I think for Four Seasons, we’re continuing to focus on product and service, obviously, but delivering more high touch service in a technology fashion is a big area of where we’re focused right now.

[Michael Chase]
As you look at this world of, let’s call it, physical and digital today. How do you tackle that? How do you make an experience for people that works in both worlds and then crosses over, if you wanna call it that?

[Nicolle Scavuzzo]
That’s a really interesting question. For Four Seasons, it is always about our humans, but now we have to be modernizing how we deliver experiences. We have to lean on technology to help us connect with our guests. So chatting with our guests, it’s not just a phone call anymore; it’s not just an email. We have to be on chat devices. Then we have to give that data or that interaction between the guest and whatever digital device it is to the staff on the property so that it’s all connected end to end. We can’t have the data go to some sort of a Cloud and never be accessed by the people who have to use it when they’re interacting.

[Michael Chase]
That’s really interesting. I’ve always wondered if I’m getting the right pillow, the right drink, the right thing, because I offered up that data to the Four Seasons. All of a sudden these things magically show up, but I don’t know if it’s happenstance or you’re paying attention.

[Nicolle Scavuzzo]
Oh, I’d say Four Seasons is paying attention. That’s part of our high touch experience. We wanna make sure that we deliver a consistent experience all across the globe.

[Michael Chase]
Canadians are loyalty crazed. I read different stats all the time that most people have at least 12 loyalty programs going, maybe more, at any given time. How do you deal with loyalty at Four Seasons?

[Nicolle Scavuzzo]
For Four Seasons, loyalty is about making sure we give consistent recognition. It’s not so much about carrying a loyalty card or about points, it’s about that relationships that we’re building with the guest to make them feel that we genuinely understand who they are and we’re ready to welcome them back.

[Michael Chase]
Once you’ve got your guest, they’re in your loyalty space, you’re crunching data. Are you then going out with very targeted and personalized communications to them versus just a persona?

[Nicolle Scavuzzo]
We are. We’re being very, I think, very mindful and very relevant with how we’re talking to our guests. We wanna talk to them with the right message and the right time. We don’t want to over-communicate. We wanna be respectful of their inboxes and of where they see the brand, but we want to be really personal. So the data is helping us to deliver that. Also, we’re trying to use our people to help deliver some of those messages. It doesn’t need to come from the big brand. Sometimes it needs to come at an individual level.

[Michael Chase]
What brands out there do you think are doing things really well? Who are some of your favorites in that space?

[Nicolle Scavuzzo]
I’d say Nordstrom with their personal shopping. I think they’ve found a way to break the clutter. I have a relationship in the shoe department and then a relationship in the dress department no more.
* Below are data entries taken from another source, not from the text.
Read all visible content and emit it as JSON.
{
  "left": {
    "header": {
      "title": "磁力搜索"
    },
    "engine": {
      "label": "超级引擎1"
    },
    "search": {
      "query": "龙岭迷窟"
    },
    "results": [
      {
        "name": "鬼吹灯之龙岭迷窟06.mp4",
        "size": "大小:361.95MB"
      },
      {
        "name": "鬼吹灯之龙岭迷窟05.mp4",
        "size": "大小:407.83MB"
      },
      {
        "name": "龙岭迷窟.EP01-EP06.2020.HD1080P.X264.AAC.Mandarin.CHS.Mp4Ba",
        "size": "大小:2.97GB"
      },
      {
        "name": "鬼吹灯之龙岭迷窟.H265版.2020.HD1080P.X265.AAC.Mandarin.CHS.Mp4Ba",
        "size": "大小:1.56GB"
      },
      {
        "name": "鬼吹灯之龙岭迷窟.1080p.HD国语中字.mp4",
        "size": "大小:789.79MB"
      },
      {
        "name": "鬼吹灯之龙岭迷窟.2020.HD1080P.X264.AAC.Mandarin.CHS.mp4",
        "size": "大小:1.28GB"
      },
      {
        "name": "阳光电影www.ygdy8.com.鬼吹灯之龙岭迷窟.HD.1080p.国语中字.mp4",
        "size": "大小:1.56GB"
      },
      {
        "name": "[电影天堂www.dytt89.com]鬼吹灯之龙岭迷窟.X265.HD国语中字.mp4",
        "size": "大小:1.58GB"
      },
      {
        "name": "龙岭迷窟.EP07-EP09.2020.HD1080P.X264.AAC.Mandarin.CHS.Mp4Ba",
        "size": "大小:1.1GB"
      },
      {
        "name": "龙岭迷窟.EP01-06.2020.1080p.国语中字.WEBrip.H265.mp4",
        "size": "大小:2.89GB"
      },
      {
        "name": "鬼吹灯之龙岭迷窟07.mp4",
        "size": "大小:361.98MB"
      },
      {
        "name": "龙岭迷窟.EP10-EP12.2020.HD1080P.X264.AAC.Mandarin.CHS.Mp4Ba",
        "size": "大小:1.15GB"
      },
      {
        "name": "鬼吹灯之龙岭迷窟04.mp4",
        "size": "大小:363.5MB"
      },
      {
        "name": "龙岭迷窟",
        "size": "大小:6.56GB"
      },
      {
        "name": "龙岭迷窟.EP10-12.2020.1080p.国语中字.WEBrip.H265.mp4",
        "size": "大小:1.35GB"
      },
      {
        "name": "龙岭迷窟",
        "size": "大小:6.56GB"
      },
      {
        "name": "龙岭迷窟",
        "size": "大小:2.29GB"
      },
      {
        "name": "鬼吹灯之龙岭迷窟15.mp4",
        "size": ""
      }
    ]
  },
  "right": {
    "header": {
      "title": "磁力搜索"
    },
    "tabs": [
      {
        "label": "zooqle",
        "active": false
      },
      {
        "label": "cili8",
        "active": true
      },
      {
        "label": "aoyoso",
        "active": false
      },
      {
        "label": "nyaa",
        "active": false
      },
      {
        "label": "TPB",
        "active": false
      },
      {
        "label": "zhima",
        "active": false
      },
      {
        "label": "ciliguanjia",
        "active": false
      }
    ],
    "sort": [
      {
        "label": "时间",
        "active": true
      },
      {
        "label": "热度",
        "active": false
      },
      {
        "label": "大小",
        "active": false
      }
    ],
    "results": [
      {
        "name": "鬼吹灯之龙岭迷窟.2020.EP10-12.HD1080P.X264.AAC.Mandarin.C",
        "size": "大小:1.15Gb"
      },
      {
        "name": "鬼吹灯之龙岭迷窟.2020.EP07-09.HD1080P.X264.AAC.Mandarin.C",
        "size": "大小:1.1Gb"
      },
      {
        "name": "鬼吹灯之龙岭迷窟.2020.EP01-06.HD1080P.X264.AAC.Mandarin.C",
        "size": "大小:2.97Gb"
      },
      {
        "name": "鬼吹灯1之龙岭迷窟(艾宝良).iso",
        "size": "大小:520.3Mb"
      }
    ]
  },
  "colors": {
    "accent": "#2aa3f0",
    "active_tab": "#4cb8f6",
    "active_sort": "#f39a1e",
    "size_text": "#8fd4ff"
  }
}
Now I have a personal shopper who’s connecting me to every department in their store. Chanel, obviously, has been doing that for many years. What’s really interesting is loyalty’s becoming more proactive by the brand and less waiting for the guest or the customer to be driving the exchange.

[Michael Chase]
What do you think the one thing is you’d say to brands to help them transform the way they engage with people?

[Nicolle Scavuzzo]
I’d say that right now, it’s getting very noisy. Every inbox is getting full. Brands are doing a lot to try and break the clutter, but sometimes as a result of everybody doing more, it’s becoming very noisy. So I’d say, less is more. I’d say make it very precious, make it very special, and make it extremely relevant. That doesn’t mean that you need to be always engaging. It means that you need to engage with the right message at the right time.